Few of those early songs defined Watson’s rootsy and rebellious streaks more definitively than Nashville Rash. The 1995 work was written as an open letter to Merle Haggard, the country giant who died earlier this year and was a formative influence on the kind of real-world barroom confessionals that have long been a Watson specialty (Haggard’s 1966 classic Swinging Doors, in fact, was a favorite cover tune for Watson to dig into at the Lynagh’s shows).
“You can’t grow when you rip the roots out of the ground,” Watson sang. “Looks like that Nashville rash is getting ’round.”
“What’s happened in the 20 years since I wrote Nashville Rash is that now I’m actually not country enough in terms of the new definition of what country is,” Watson told me before a July 2015 performance at Willie’s Locally Known’s previous home on North Broadway. “I am so many light-years away from what country music has become that I’m not country enough for country.”

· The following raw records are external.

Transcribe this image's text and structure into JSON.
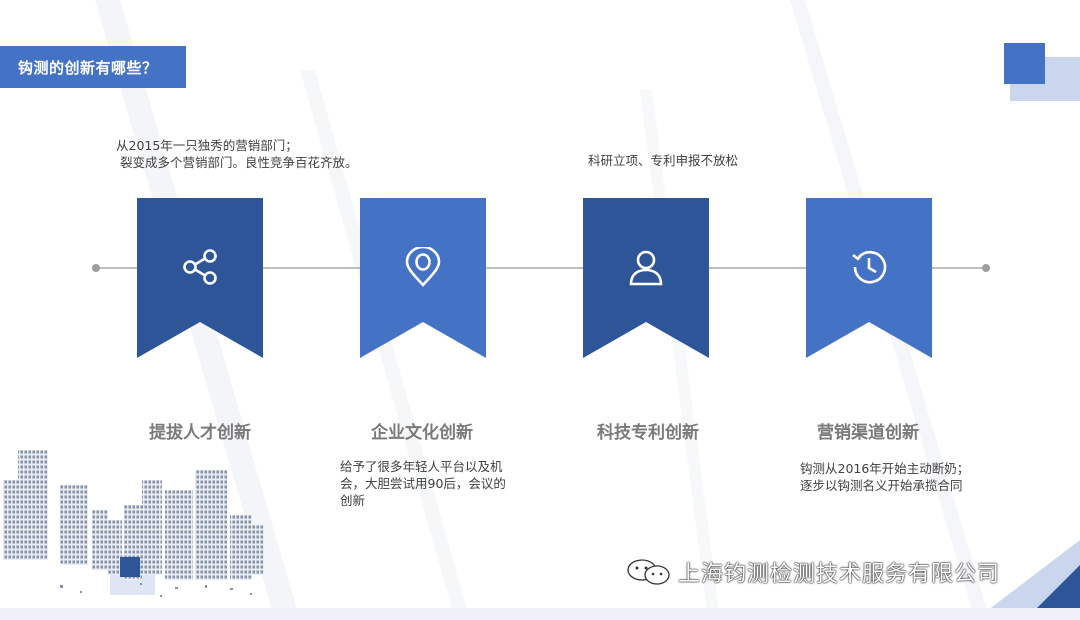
{
  "header": {
    "title": "钩测的创新有哪些？"
  },
  "notes": {
    "top_left_line1": "从2015年一只独秀的营销部门；",
    "top_left_line2": "裂变成多个营销部门。良性竞争百花齐放。",
    "top_center": "科研立项、专利申报不放松",
    "bottom_second": "给予了很多年轻人平台以及机会，大胆尝试用90后，会议的创新",
    "bottom_fourth_line1": "钩测从2016年开始主动断奶；",
    "bottom_fourth_line2": "逐步以钩测名义开始承揽合同"
  },
  "items": [
    {
      "heading": "提拔人才创新",
      "icon": "share-icon",
      "color": "#2E5597"
    },
    {
      "heading": "企业文化创新",
      "icon": "location-pin-icon",
      "color": "#4472C4"
    },
    {
      "heading": "科技专利创新",
      "icon": "user-icon",
      "color": "#2E5597"
    },
    {
      "heading": "营销渠道创新",
      "icon": "history-clock-icon",
      "color": "#4472C4"
    }
  ],
  "watermark": {
    "text": "上海钧测检测技术服务有限公司",
    "icon": "wechat-icon"
  },
  "colors": {
    "accent": "#4472C4",
    "dark": "#2E5597",
    "light": "#C9D6EE"
  }
}
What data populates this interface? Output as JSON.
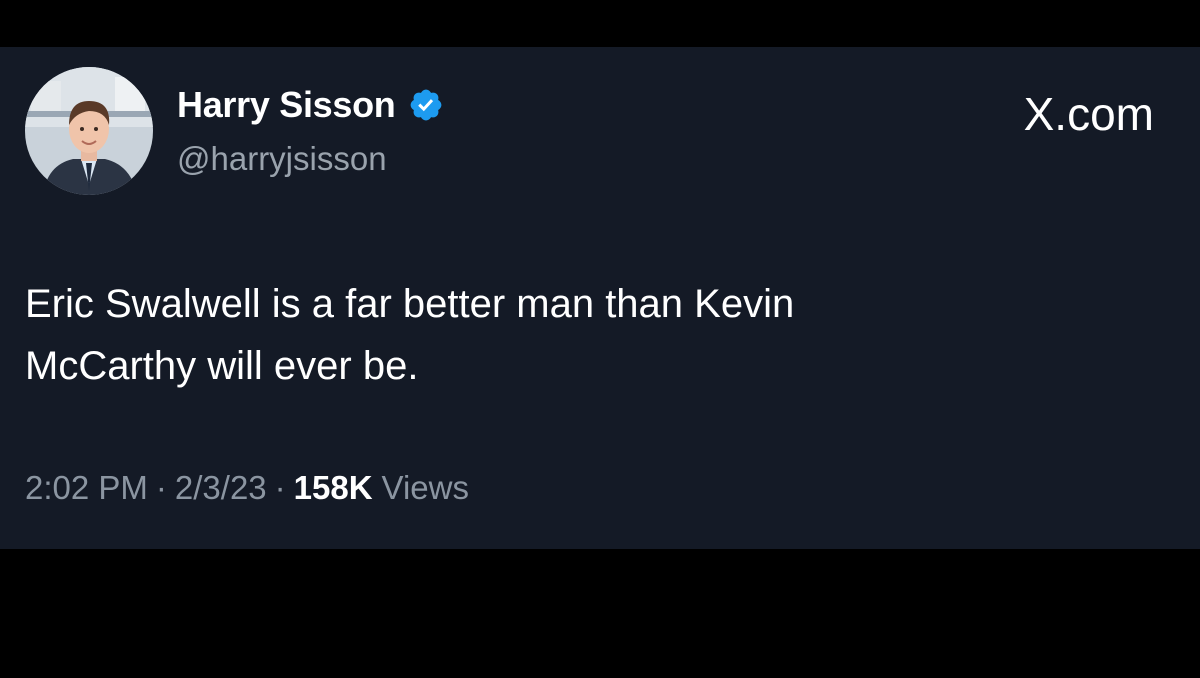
{
  "tweet": {
    "author": {
      "display_name": "Harry Sisson",
      "handle": "@harryjsisson",
      "verified": true,
      "verified_icon": "verified-badge-icon"
    },
    "site_label": "X.com",
    "text_lines": [
      "Eric Swalwell is a far better man than Kevin",
      "McCarthy will ever be."
    ],
    "meta": {
      "time": "2:02 PM",
      "separator": "·",
      "date": "2/3/23",
      "views_count": "158K",
      "views_label": "Views"
    }
  },
  "colors": {
    "background": "#000000",
    "card": "#141a26",
    "verified": "#1d9bf0",
    "secondary_text": "#8b95a1"
  }
}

Watson returns to Lexington on Sunday for a performance at the new Willie’s on Southland.
El Rancho Zul is a blast of unapologetically rustic country that is traditional even by Watson’s standards, from the swing-savvy charge of I Drink to Remember to the wordplay on the album-opening I Lie When I Drink. The latter is positively scholarly when compared to the assembly-line come-ons that pass for lyrics in present-day Nashville. “I walk in and the bartender rolls his eyes,” the song goes. “At the same time the waitress, she just smiles. He’s heard the truth about you. She’s heard it too, but slightly skewed.”
Call Me Insane ups the ante. It remains true to Watson’s Texas-size sense of country tradition, but it widens the horizons a bit. Everybody’s Somebody in Luckenbach, Texas, for instance, is all honky-tonk swing that is second only to the 1977 Waylon Jennings hit Luckenbach, Texas (Back to the Basics of Love) as the most formidable ode to a certain Lone Star town. Curiously, the spirit of Jennings returns to close the album with Mamas Don’t Let Your Cowboys Grow Up to Be Babies, a role-reversal of the 1978 version of Mamas Don’t Let You Babies Grow Up to Be Cowboys that Jennings and Willie Nelson took to the top of the charts in 1978. Watson’s tune, though, boasts a vocal growl worthy of Kentucky-born country renegade Sturgill Simpson.
Be on hand at Willie’s (the Lexington one, that is) to see how all the steadfast honky-tonk charm plays out as Watson serves up some Saturday night gusto to a perhaps unsuspecting Sunday evening crowd.